I’m also a somewhat doubtful about Yuki Means Happiness but Alison Jean Lester’s Lillian on Life was a treat. A young woman leaves America for Japan, keen for adventure. She takes a job as a nanny to a two-year-old, immersing herself in the routine of the household and becoming increasingly attached to her charge until she becomes aware that the Yoshimura family isn’t quite what it seems. ‘Yuki Means Happiness is a rich and powerfully illuminating portrait of the intense relationship between a young woman and her small charge, as well as one woman’s journey to discover her true self’ according to the publishers which sounds very different from the worldly Lillian’s tale.

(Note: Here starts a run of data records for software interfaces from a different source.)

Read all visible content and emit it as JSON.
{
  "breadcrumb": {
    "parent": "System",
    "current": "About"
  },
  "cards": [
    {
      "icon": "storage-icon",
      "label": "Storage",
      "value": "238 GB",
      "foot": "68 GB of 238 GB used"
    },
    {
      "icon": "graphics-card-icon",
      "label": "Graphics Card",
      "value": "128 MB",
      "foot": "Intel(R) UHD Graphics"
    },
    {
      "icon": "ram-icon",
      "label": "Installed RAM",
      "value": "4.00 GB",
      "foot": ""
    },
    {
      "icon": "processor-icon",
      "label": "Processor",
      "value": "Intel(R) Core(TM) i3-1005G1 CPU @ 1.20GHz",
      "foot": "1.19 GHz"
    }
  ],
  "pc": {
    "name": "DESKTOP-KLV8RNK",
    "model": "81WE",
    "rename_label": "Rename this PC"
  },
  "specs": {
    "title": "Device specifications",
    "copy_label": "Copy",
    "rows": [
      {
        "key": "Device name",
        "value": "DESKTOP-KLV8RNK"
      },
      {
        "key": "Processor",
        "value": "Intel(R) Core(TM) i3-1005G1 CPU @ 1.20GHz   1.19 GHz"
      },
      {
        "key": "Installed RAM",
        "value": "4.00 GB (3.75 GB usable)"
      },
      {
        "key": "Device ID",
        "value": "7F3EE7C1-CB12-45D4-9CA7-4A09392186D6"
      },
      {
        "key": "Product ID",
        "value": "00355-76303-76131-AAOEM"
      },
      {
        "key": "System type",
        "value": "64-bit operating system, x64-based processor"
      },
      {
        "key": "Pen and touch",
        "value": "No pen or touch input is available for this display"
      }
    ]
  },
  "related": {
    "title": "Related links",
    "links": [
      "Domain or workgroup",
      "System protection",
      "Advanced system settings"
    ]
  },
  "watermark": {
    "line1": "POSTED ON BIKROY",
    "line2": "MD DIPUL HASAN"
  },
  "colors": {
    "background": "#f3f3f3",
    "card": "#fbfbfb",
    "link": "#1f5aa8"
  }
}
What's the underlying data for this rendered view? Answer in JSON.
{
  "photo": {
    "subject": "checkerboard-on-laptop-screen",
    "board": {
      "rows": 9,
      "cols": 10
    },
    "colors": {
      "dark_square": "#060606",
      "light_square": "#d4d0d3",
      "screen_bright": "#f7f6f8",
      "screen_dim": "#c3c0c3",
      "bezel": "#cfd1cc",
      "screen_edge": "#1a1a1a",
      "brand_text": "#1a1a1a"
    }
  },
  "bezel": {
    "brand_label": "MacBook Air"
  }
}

Cover imageI’m ending with Nicola Barker’s H(A)PPY, which from the title alone, seems certain to be a Marmite book. The publisher’s blurb is a little opaque although I suspect they’re not to blame for that given Barker’s idiosyncratic approach to fiction. Best to quote it at length, I think: ‘H(A)PPY is a post-post apocalyptic Alice in Wonderland, a story which tells itself and then consumes itself. It’s a place where language glows, where words buzz and sparkle and finally implode. It’s a novel which twists and writhes with all the terrifying precision of a tiny fish in an Escher lithograph – a book where the mere telling of a story is the end of certainty’. I loved The Cauliflower with all its wackiness although there’s no guarantee I’ll feel the same about this one.

That’s it for July’s new books. A click on a title will take you to a more detailed synopsis should you be interested. Paperbacks to follow…